Part of the plan should outline what you want to test and what specific parts you want to test. Sequences are important so that you can get the best bang for your buck. Most testing services start charging and the clock begins when you and your engine or chassis are on site.
If you require a particular fuel, you had better have enough for the tests or you will be paying for down time while waiting on more fuel. The same goes for specific lubricants. If you intend to break-in the camshaft and then change oil, as is the common practice, then you had better have your brand with you. If you don’t, you are still on the test facility’s clock while someone goes for the items that you forgot.
Plan on trying to keep the water temperature, oil temperature and the A/F ratio as controlled as possible.
If testing on a chassis dyno, the temperature of the bearings on the dyno, the temperature of the transmission and the temperature of the drive axle should be controlled to as much as possible. Even the inflation pressure and the temperature of the drive tires are important variables to control if dependable results are the goal. Note that it is a lot easier to write this stuff than it is to actually do it. Put some time in creating a plan that will help you keep focused on the real target of the testing session, which is to gain more useful data to convert to meaningful information. Test first and analyze later.
Comparing Dyno Numbers
Numbers only mean something if you know where the numbers come from.
Believe it or not, it can be done. It is actually pretty easy to compare dyno numbers from different facilities if the numbers and arithmetic are done correctly AND if the equipment is properly calibrated. You know how it is when various folks try to compare the dimensions on a block or a crankshaft or any other engine component. It depends on the skill of the operator and on the calibration of the measuring equipment. If you have ever tried to explain that to someone, then you have a small taste of the problem with different dyno numbers.
The space allotted here is not nearly enough to address all the details of either dynos or dyno testing, but hopefully you now have a little better understanding of at least some of the things to consider.
However, to get really accurate dyno numbers, tests need to be done under carefully controlled conditions. If you’re conservative, you’ll do a series of three to five runs and then average the numbers to get relatively accurate torque and horsepower figures. But, if you just want the biggest numbers, you’ll do a series of runs and pick the one that generates the best results and toss the rest.
Harold Bettes is a dynamometer and flowbench test equipment consultant with more than 35 years of experience in working with these test devices.
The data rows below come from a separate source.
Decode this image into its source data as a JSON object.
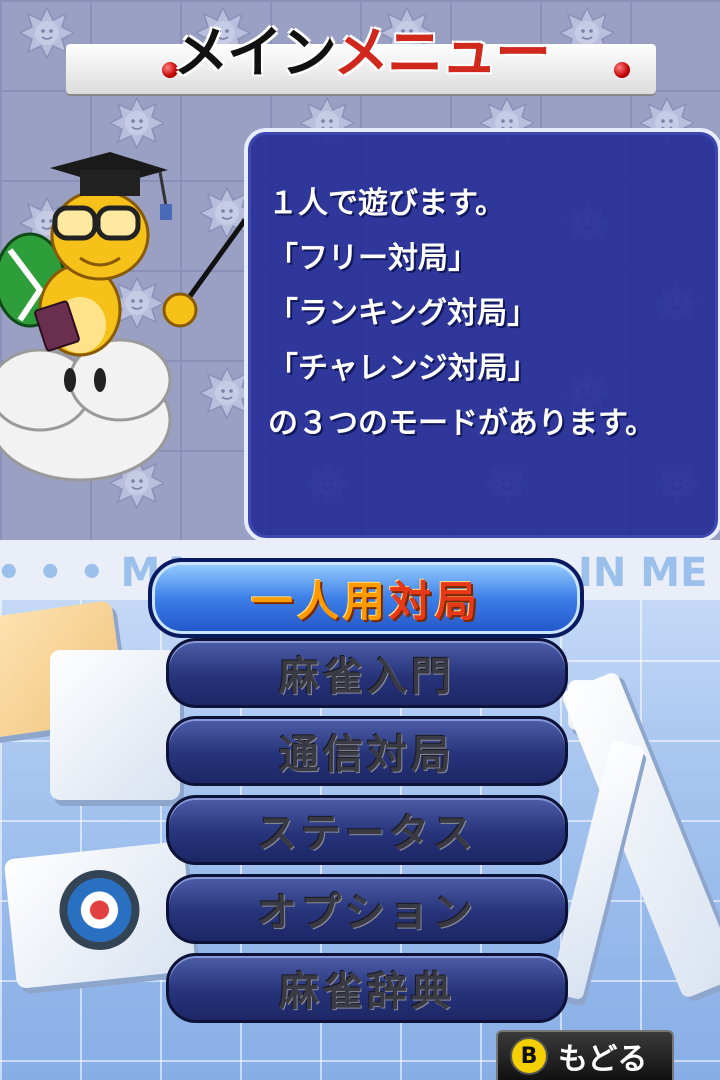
{
  "top_screen": {
    "title_part1": "メイン",
    "title_part2": "メニュー",
    "info_lines": [
      "１人で遊びます。",
      "「フリー対局」",
      "「ランキング対局」",
      "「チャレンジ対局」",
      "の３つのモードがあります。"
    ],
    "colors": {
      "title_accent": "#d0281c",
      "info_box": "#262e96"
    }
  },
  "bottom_screen": {
    "banner_left": "• • • MA",
    "banner_right": "IN ME",
    "menu": {
      "selected_part1": "一人用",
      "selected_part2": "対局",
      "items": [
        "麻雀入門",
        "通信対局",
        "ステータス",
        "オプション",
        "麻雀辞典"
      ]
    },
    "back_button": {
      "icon": "B",
      "label": "もどる"
    }
  }
}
His private phone number is in many major racing team engineers’ pockets for consulting reference. His company Power Technology Consultants can be reached at